* **What needs to be done**
Each line of the entries that contains the word "Reports" adds one. Reply with the resulting number only.

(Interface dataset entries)
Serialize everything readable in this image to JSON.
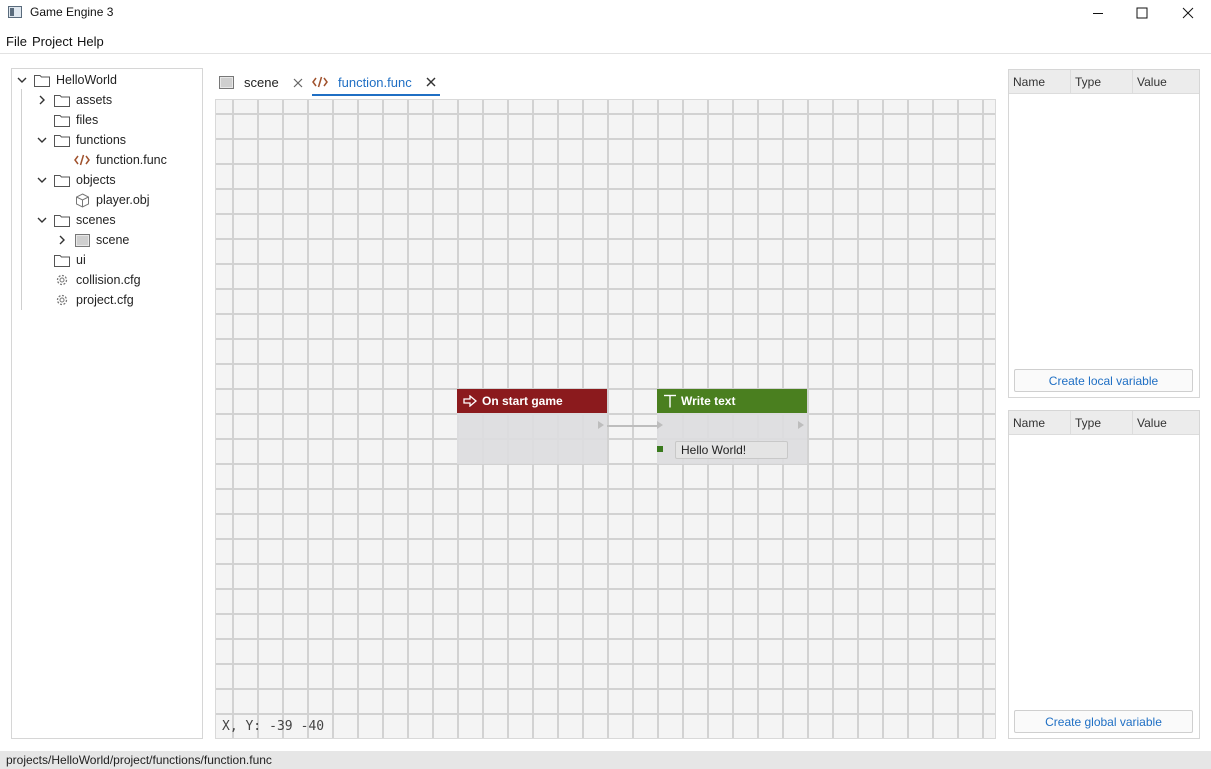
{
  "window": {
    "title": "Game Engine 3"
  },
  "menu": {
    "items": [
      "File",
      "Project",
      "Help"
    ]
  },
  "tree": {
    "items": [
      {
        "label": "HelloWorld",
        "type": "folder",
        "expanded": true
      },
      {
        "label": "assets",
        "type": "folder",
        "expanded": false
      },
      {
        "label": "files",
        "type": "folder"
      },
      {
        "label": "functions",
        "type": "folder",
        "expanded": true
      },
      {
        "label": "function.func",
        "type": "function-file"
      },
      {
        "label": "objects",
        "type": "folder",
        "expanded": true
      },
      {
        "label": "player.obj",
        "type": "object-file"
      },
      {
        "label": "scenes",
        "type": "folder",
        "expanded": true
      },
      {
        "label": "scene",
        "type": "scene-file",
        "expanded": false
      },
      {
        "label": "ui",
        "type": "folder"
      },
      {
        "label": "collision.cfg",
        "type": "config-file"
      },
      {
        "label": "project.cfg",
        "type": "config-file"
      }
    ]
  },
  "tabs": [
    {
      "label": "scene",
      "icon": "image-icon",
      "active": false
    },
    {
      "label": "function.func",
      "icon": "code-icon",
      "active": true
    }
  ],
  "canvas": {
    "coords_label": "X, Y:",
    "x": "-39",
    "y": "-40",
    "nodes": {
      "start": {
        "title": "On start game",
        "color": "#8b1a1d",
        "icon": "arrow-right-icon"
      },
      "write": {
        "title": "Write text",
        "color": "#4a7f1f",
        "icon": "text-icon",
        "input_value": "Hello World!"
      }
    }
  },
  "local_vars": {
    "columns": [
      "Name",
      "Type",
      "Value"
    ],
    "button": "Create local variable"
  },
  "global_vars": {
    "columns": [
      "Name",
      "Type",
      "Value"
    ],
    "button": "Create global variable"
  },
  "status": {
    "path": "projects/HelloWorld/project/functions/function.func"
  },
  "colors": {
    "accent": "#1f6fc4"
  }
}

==

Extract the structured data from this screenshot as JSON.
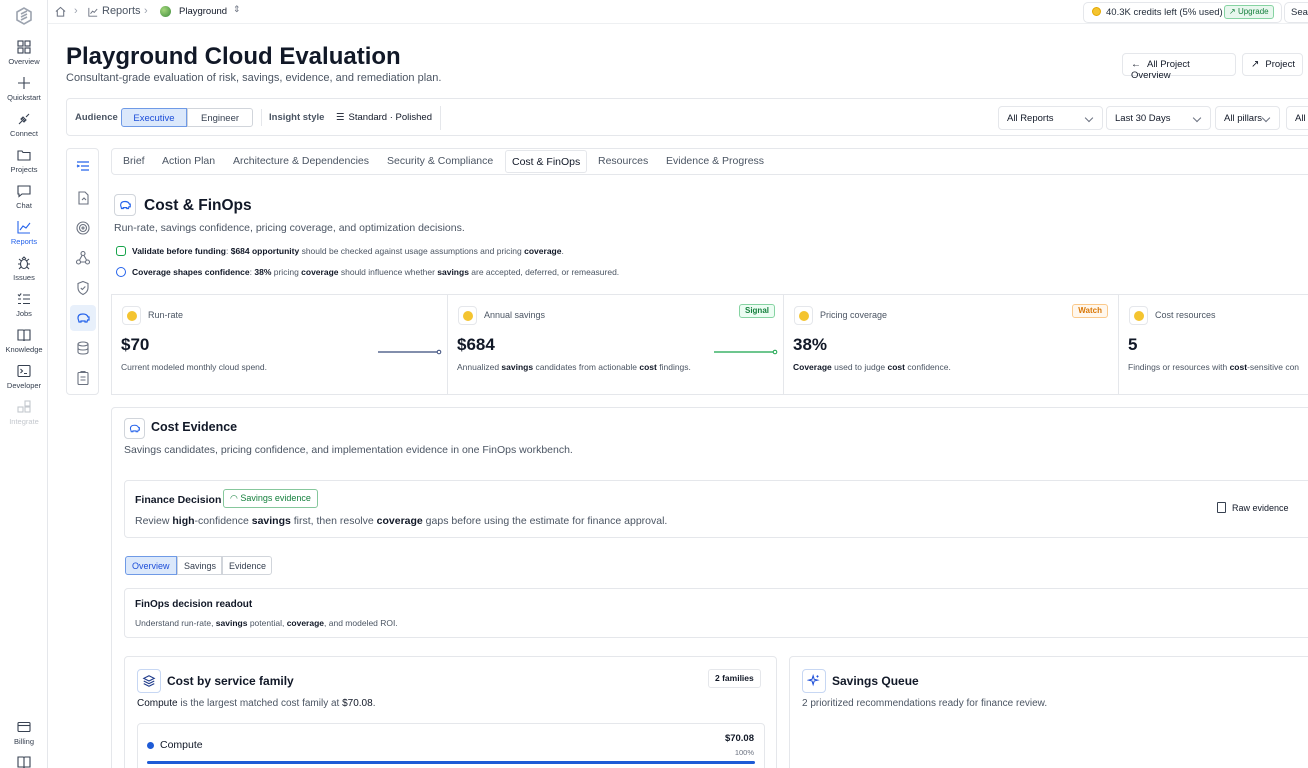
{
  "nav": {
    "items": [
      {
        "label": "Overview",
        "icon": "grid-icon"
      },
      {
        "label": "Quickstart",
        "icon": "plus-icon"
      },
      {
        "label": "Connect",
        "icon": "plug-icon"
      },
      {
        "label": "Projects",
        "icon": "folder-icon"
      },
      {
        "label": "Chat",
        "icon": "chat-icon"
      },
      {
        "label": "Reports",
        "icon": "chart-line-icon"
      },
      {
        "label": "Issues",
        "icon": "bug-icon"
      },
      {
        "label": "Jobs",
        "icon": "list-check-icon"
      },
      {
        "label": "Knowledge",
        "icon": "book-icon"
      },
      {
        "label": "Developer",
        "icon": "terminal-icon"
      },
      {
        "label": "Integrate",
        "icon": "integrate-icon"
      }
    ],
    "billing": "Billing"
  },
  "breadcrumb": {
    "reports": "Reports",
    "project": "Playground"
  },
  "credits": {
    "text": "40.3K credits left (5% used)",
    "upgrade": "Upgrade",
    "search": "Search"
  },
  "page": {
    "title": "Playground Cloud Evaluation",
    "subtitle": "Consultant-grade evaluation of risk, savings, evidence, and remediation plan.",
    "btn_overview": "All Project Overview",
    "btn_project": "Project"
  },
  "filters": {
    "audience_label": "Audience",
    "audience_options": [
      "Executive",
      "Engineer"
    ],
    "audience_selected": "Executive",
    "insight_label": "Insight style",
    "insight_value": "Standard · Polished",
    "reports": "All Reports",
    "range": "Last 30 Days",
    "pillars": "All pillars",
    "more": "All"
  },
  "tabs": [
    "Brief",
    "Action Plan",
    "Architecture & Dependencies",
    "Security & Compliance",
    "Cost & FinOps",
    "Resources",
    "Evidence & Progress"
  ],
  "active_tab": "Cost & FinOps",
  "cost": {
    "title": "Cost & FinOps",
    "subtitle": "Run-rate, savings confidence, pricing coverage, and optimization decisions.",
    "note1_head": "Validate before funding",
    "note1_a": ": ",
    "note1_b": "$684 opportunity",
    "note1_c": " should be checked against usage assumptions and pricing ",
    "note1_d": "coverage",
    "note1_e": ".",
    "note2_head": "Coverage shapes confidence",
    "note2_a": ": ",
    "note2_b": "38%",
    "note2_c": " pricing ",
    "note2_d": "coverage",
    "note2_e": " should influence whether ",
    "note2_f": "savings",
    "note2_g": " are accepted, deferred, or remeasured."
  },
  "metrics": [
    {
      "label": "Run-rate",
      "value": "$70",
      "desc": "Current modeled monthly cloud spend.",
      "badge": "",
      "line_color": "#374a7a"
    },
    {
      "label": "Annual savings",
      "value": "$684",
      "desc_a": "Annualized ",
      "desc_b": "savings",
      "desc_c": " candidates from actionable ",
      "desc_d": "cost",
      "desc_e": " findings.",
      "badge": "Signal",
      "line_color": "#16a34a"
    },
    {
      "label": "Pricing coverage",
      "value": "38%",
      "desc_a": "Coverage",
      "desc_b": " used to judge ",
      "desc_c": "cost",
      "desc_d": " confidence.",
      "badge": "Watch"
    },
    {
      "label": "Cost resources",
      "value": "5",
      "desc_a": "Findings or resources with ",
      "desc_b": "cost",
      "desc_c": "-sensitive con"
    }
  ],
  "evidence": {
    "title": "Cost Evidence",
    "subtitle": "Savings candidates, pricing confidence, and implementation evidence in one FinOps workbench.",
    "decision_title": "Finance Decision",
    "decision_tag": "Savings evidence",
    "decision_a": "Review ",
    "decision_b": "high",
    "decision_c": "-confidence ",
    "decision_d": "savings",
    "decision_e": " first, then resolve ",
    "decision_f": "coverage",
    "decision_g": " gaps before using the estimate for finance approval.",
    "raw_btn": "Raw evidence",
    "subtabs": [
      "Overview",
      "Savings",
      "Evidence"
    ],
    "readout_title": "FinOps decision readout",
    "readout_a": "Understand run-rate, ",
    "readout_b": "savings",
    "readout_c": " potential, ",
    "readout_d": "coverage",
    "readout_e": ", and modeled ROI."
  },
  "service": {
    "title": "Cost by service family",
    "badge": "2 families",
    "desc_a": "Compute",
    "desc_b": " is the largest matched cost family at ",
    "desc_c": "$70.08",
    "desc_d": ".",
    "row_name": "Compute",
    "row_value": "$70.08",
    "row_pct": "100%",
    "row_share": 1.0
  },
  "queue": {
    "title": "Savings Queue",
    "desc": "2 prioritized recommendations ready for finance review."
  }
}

* **Exercise output**
3